Psycho is an undisputed horror classic. Its impact is only slightly diminished by the fact that almost all of its iconic moments have been parodied, sampled and ripped off time and again for the last 50 years. Bernard Herrmann’s razor-sharp string arrangements, Anthony Perkins’ genuinely creepy turn as the shy, charming killer Norman Bates, and Janet Leigh’s grisly murder in the shower are all very familiar. Even if you’re not a horror aficionado, it is essential viewing nonetheless.
Shot on a much smaller budget than Hitchcock’s previous films, and using the close-knit crew he’d groomed on his Alfred Hitchcock Presents television show, Psycho was a lean, effective, and inspired thriller that arguably gave birth to a genre of its own. And it paid off.
Made for a mere $800,000 – less than a quarter of the cost of its immediate predecessor North By Northwest – Psycho grossed upwards of $30 million over its extended run, and provided Universal with a property it has continued to milk to this day. But, more than anything, it served as Hitchcock’s most daring riposte to the Production Code, delivering an edgy, thrilling film that dealt with horrific matters intelligently and artfully. When twinned with similar films of the period, such as Otto Preminger’s Anatomy of a Murder, it helped sound the death knell for Hollywood’s most conservative institution.
North By Northwest
The best film ever made? Well, certainly the best film ever made about nothing at all. Taking cues from both The Lady Vanishes and The 39 Steps, Hitchcock turned his framed-man-on-the-run, MacGuffin-powered archetype into a glorious, technicolor marvel, which thrills and delights in equal measure.
But what sets North By Northwest apart from its British forebears, other than a superlative Bernard Herrmann score and the sense of scale that comes from taking the whole endeavour stateside – a choice that culminates in an iconic tussle on the literal cliff-face(s) of Mount Rushmore – is the genteel quirkiness of its lead, Cary Grant.

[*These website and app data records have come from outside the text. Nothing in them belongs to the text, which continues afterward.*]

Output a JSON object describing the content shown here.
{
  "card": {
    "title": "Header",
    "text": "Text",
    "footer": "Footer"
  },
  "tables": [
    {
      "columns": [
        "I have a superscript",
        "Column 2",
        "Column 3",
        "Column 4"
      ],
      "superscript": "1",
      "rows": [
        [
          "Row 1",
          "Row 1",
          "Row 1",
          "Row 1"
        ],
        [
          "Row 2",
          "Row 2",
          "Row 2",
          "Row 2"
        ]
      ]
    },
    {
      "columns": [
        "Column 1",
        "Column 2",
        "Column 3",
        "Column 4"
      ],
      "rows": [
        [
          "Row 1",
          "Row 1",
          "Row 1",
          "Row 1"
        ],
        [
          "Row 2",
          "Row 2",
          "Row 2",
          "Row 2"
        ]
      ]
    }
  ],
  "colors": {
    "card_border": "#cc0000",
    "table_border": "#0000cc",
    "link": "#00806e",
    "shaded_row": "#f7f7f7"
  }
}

Sure, by the time of North By Northwest, Grant was a Hollywood icon. He’s, in Pauline Kael’s words, ‘the male love object’ whose stardom was predicated on a sophisticated, graceful sexuality. But his performance as Roger Thornhill, the Madison Avenue ad man who is mistaken for a spy, rests just as much on Grant’s sophistication, and the way he wears that iconic suit, as it does his dopey sense of comic timing.
After all, the man was once Archibald Leach, the Bristol-born vaudevillian tumbler who, like Hitchcock, flew to Hollywood in search of mega stardom. And it’s this comic flair – Thornhill’s pratfalls, mis-steps and, most of all, his henpecked relationship with his overbearing mother – that elevates North By Northwest right to the top of the Hollywood tradition of continent-spanning spectacle. In many ways, the film paved the way for James Bond, Indiana Jones, and many of the blockbusting action thrillers that annually fill our local multiplexes, but few are as slick, as stunning, and as silly as North By Northwest.
Bubbling under… The Birds, Strangers On A Train, The Man Who Knew Too Much, Notorious, and many more of Hitchcock’s 50-odd films. But what have we missed?